“That’s what we really learned — [that] being sexually abusive was almost a prerogative of the Senate, and [that] being sexist and having the option of really degrading women or using them sexually was what it meant to be a male in Washington [D.C.] … It’s harmful in many ways because how can you turn around and represent women if in fact you think that this is the norm?” Hill questioned the audience.
Washington further explained that the Thomas/Hill hearings were deeply divided because the conversation was focused on policy and not humanity. “That’s why I love the experience about how art changes people — because it really is about first opening up your heart to what connects us as human beings,” she said.
Washington used her own experience with art as an example. She explained acting has shown her that fear and desire are universal emotions and that when we bring compassion to our conversations, the conversations are more open.
Hill brought the issue of sexual harassment full circle by bringing attention to sexual assault and sexual harassment on college campuses and our duty to have these conversations in academic settings.
According to Hill, Hollywood and college campuses cannot eliminate the issue of sexual harassment and sexual assault on their own.
“So whatever and wherever you are, … everybody has a role in addressing important social issues of the day.… People say, ‘Well, don’t you get discouraged?’ and I say, ‘Not as discouraged as I would be, if we don’t do it.’ And so I just encourage you to take wherever you are and whatever you’re doing and realize that you have an important role to play in moving these issues far beyond really where we are today, and maybe even far beyond what we have imagined,” Hill said.
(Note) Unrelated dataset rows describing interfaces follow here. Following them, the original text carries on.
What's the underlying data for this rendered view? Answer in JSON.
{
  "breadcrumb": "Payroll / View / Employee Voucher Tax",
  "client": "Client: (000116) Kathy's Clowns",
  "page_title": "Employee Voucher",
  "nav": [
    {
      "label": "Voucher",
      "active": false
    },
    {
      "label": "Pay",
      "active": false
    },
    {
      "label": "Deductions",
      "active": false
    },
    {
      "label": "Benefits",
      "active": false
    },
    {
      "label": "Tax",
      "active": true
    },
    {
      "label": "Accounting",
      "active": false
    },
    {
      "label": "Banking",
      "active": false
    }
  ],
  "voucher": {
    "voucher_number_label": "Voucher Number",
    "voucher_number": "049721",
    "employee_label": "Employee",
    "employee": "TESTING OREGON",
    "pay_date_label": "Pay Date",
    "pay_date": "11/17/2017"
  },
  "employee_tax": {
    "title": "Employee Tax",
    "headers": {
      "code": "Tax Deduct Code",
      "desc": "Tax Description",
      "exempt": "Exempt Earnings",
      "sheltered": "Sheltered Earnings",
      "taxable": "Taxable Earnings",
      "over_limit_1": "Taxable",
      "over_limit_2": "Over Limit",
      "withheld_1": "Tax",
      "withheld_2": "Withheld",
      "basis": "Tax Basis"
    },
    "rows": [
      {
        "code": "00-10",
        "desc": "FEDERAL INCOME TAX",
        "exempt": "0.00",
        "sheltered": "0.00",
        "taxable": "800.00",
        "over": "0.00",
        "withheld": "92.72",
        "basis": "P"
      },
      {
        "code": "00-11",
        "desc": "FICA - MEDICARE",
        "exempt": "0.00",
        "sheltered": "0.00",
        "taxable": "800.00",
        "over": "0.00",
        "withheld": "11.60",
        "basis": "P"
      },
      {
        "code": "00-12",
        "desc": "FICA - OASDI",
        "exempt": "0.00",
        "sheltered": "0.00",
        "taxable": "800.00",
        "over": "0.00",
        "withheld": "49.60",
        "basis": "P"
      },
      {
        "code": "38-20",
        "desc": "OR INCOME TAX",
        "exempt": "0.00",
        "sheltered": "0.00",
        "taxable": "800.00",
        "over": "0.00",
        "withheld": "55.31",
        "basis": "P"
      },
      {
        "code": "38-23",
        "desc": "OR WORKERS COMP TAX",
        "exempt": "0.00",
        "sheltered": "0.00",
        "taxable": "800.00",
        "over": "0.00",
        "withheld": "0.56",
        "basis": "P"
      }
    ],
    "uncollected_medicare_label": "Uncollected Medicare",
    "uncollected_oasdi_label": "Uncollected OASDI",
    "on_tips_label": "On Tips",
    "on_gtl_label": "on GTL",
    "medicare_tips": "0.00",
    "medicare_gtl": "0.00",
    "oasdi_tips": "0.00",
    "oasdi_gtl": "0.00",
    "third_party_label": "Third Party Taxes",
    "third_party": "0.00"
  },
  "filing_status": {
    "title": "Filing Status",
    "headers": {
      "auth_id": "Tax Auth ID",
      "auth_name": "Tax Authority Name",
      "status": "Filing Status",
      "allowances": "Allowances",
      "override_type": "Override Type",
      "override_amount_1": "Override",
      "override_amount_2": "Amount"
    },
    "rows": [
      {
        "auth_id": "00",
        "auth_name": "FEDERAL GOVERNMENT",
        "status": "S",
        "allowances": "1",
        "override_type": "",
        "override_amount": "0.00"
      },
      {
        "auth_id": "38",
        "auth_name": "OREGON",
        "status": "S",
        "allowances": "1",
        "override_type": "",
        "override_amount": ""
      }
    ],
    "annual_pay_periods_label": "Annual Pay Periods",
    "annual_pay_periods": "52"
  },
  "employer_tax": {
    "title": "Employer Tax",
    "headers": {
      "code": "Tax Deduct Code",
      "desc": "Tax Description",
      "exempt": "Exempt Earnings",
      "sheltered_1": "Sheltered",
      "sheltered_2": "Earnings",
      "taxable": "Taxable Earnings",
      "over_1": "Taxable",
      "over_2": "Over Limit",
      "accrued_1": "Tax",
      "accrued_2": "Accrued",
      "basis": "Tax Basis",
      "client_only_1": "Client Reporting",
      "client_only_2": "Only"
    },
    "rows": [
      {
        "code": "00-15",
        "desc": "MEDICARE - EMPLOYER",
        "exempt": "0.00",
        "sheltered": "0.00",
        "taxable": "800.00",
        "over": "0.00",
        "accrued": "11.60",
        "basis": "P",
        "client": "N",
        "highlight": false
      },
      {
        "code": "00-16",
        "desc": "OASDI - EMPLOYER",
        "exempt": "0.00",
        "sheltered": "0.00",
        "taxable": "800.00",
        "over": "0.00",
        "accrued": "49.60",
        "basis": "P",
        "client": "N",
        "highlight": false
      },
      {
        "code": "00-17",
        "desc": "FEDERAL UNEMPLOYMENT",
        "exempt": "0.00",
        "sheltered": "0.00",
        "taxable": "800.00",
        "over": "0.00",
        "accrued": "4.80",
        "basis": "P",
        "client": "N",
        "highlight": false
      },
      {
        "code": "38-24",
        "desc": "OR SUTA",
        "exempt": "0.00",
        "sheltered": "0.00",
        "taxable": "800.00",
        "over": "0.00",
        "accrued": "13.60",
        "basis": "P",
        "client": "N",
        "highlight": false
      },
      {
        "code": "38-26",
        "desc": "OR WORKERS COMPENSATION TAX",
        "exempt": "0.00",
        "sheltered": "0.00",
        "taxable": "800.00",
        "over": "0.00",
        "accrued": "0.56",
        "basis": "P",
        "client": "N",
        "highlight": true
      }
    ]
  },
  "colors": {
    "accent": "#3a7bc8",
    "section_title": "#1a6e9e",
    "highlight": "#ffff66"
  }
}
After the event, students gathered outside the Wasserman Cinematheque, discussing the event. The Justice spoke with Akilah Elie ’17, who summarized her feelings: “To see sexual harassment at the forefront and to see a conversation about it between two black women — that’s so powerful, especially at Brandeis, [a University] that’s so founded on social justice — so it was great to see that.”